On May 25, the Federal Trade Commission (FTC) entered into a Order stipulated for monetary judgment against Publishers Business Services, Inc. (PBS) and its officers, Brenda Dantuma Schang, Dries Dantuma, Dirk Dantuma and Jeffrey Dantuma, imposing a suspended judgment of $14.47 million.

In 2008, as part of “Operation Tele-PHONEY,” the FTC partnered with more than 30 international, federal, state, and local law enforcement agencies, and targeted the largest fraud operation by telemarketing never coordinated by the agency at the time. The FTC has filed lawsuits in district court against 13 allegedly deceptive telemarketing transactions.

Specific to PBS, the FTC alleged violations of the FTC Act and the Telemarketing Sales Rule (TSR), stating that the scheme required individuals to pay for subscriptions to unwanted magazines that cost some victims several hundred dollars. per month. PBS allegedly disguised a telephone sales pitch as a survey, at the end of which they offer “free” or low-cost magazine subscriptions.

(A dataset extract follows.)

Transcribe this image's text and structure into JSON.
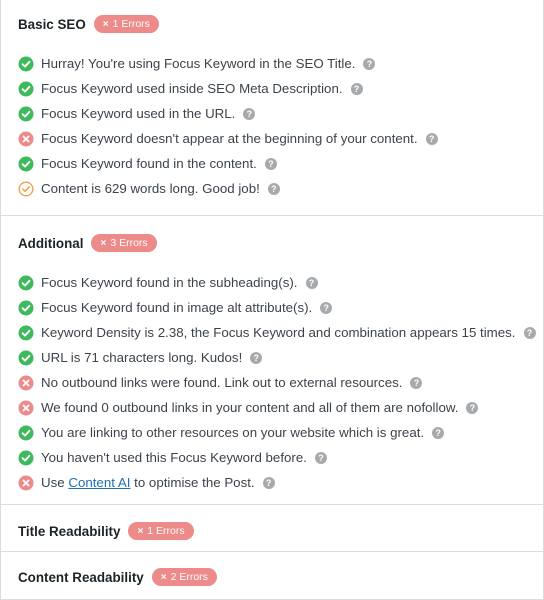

When consumers complained or attempted to cancel, PBS reportedly told consumers they were obligated to pay the bill because they had entered into a “verbal contract”. PBS then attempted to collect the payments by threatening collection actions and threatening to report negative credit information.

This case is a prime example of the implications of a recent U.S. Supreme Court decision, AMG Capital Management, LLC v FTCwhich limits the power of the FTC to seek equitable monetary relief in federal court under Section 13(b) of the FTC Act, as we discussed here.

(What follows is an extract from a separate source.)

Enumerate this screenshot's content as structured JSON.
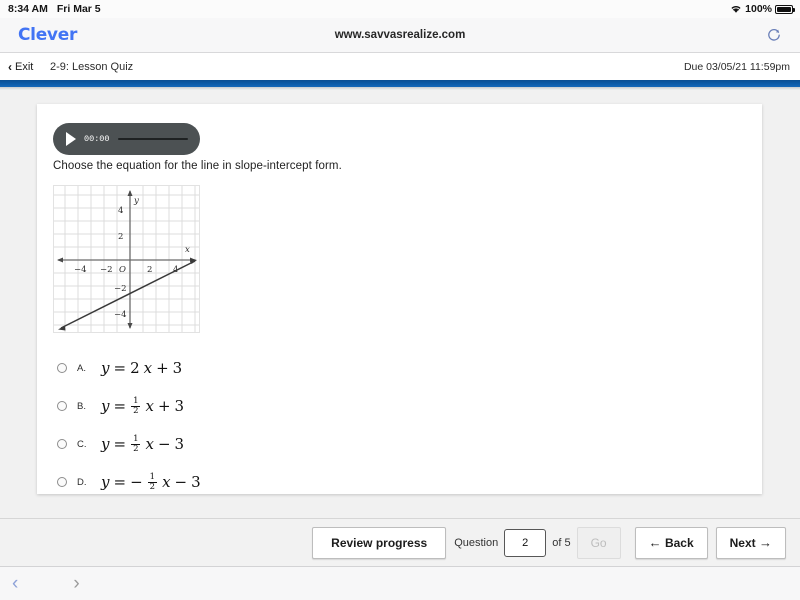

The most recent stipulated order follows a permanent injunction issued against PBS in 2010. It remained in place when the Nevada District Court initially awarded the FTC nearly $24 million in equitable monetary relief, the ninth circuit confirming the judgment in 2019. After his AMG Capital Management decision, the Supreme Court granted PBS’s application for certiorari, set aside the judgment, and remanded the case to the Ninth Circuit for further consideration. In June 2021, the Ninth Circuit upheld the district court’s permanent injunctive order and remanded the case for retrial to determine if another remedy was available. The district court then issued a “Mandate orderordering the parties to “discuss a stipulated judgment resolving this matter”. The $9.35 million reduction in equitable relief demonstrates the challenges the FTC now faces in seeking monetary judgments on behalf of consumers.

Despite the challenges presented by the AMG capital management ruling prohibiting the FTC from obtaining equitable monetary relief (for example, refund or disgorgement) under Section 13(b), FTC Consumer Protection Bureau Director Samuel Levine said, “The FTC shut down this subscription scam years ago. years, and today we hold its leaders accountable. We won’t back down from tough businesses that use tricks, traps, or threats when selling memberships or anything else.